[Element data from apps and pages]

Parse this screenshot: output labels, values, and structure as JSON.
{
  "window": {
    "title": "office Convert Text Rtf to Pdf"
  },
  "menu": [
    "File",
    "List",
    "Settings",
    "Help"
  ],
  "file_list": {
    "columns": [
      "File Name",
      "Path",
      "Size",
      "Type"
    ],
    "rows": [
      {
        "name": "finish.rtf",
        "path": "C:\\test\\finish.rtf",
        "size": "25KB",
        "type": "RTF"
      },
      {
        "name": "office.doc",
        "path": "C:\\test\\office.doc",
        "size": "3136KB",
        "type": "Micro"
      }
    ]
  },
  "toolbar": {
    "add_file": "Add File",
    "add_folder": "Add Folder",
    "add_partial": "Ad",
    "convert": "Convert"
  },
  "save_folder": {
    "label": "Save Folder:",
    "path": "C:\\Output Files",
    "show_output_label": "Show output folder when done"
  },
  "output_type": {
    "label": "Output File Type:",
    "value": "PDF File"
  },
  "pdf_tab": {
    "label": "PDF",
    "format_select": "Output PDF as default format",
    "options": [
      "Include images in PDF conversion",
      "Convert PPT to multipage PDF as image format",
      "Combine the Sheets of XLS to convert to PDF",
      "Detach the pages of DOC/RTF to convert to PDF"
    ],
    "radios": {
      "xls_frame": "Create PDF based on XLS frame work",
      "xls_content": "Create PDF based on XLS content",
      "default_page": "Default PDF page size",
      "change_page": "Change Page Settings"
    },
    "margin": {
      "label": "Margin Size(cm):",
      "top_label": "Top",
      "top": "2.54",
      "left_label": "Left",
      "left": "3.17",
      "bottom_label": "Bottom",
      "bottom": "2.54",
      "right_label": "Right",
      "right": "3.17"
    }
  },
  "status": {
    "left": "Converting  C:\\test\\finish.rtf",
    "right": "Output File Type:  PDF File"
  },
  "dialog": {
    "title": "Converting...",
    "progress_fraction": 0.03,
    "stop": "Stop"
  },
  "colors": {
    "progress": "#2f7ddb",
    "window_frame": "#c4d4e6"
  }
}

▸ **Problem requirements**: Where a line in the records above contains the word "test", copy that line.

▸ **Solution to this problem**:
        "path": "C:\\test\\finish.rtf",
        "path": "C:\\test\\office.doc",
    "left": "Converting  C:\\test\\finish.rtf",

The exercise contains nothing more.